#### Task statement
Return each entry below exactly. Skip the images.

(Dataset rows for apps and sites)
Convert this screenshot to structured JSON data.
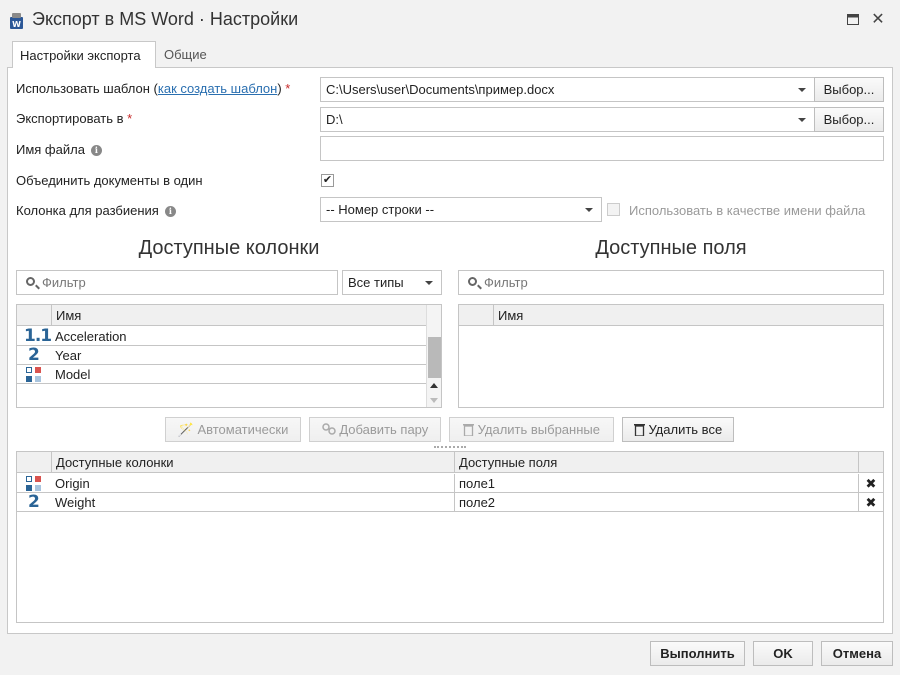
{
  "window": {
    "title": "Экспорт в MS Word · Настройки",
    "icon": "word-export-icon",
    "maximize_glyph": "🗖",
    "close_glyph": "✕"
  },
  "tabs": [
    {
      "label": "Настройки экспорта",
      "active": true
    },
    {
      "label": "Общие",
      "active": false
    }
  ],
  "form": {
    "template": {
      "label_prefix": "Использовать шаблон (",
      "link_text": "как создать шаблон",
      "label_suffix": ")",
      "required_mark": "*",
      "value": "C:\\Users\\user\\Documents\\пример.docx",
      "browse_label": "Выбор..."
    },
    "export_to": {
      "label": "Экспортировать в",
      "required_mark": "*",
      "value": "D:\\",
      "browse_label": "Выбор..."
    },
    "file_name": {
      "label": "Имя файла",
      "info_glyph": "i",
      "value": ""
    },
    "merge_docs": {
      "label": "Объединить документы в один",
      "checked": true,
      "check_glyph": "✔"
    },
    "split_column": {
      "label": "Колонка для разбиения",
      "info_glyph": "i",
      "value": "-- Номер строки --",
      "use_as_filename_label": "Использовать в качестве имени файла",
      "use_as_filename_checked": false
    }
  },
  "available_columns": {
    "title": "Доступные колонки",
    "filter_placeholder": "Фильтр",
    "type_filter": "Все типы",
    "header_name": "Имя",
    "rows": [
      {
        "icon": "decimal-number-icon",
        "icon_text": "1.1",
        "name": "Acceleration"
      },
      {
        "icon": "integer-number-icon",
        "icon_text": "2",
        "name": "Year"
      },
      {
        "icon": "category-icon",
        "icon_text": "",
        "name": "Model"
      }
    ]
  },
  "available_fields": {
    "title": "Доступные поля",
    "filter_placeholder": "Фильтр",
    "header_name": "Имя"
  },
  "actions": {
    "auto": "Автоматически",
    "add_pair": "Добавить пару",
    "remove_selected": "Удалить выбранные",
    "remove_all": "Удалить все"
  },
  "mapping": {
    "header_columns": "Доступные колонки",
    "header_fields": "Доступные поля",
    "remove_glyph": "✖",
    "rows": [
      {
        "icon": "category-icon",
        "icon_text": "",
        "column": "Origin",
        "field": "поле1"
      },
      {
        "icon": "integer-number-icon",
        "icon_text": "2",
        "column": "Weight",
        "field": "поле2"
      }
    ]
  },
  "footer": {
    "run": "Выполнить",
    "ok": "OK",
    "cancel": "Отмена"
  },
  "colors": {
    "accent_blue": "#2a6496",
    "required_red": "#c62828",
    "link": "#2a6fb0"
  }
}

#### Expected answer
Convert this screenshot to structured JSON data.
{
  "window": {
    "title": "Экспорт в MS Word · Настройки",
    "icon": "word-export-icon",
    "maximize_glyph": "🗖",
    "close_glyph": "✕"
  },
  "tabs": [
    {
      "label": "Настройки экспорта",
      "active": true
    },
    {
      "label": "Общие",
      "active": false
    }
  ],
  "form": {
    "template": {
      "label_prefix": "Использовать шаблон (",
      "link_text": "как создать шаблон",
      "label_suffix": ")",
      "required_mark": "*",
      "value": "C:\\Users\\user\\Documents\\пример.docx",
      "browse_label": "Выбор..."
    },
    "export_to": {
      "label": "Экспортировать в",
      "required_mark": "*",
      "value": "D:\\",
      "browse_label": "Выбор..."
    },
    "file_name": {
      "label": "Имя файла",
      "info_glyph": "i",
      "value": ""
    },
    "merge_docs": {
      "label": "Объединить документы в один",
      "checked": true,
      "check_glyph": "✔"
    },
    "split_column": {
      "label": "Колонка для разбиения",
      "info_glyph": "i",
      "value": "-- Номер строки --",
      "use_as_filename_label": "Использовать в качестве имени файла",
      "use_as_filename_checked": false
    }
  },
  "available_columns": {
    "title": "Доступные колонки",
    "filter_placeholder": "Фильтр",
    "type_filter": "Все типы",
    "header_name": "Имя",
    "rows": [
      {
        "icon": "decimal-number-icon",
        "icon_text": "1.1",
        "name": "Acceleration"
      },
      {
        "icon": "integer-number-icon",
        "icon_text": "2",
        "name": "Year"
      },
      {
        "icon": "category-icon",
        "icon_text": "",
        "name": "Model"
      }
    ]
  },
  "available_fields": {
    "title": "Доступные поля",
    "filter_placeholder": "Фильтр",
    "header_name": "Имя"
  },
  "actions": {
    "auto": "Автоматически",
    "add_pair": "Добавить пару",
    "remove_selected": "Удалить выбранные",
    "remove_all": "Удалить все"
  },
  "mapping": {
    "header_columns": "Доступные колонки",
    "header_fields": "Доступные поля",
    "remove_glyph": "✖",
    "rows": [
      {
        "icon": "category-icon",
        "icon_text": "",
        "column": "Origin",
        "field": "поле1"
      },
      {
        "icon": "integer-number-icon",
        "icon_text": "2",
        "column": "Weight",
        "field": "поле2"
      }
    ]
  },
  "footer": {
    "run": "Выполнить",
    "ok": "OK",
    "cancel": "Отмена"
  },
  "colors": {
    "accent_blue": "#2a6496",
    "required_red": "#c62828",
    "link": "#2a6fb0"
  }
}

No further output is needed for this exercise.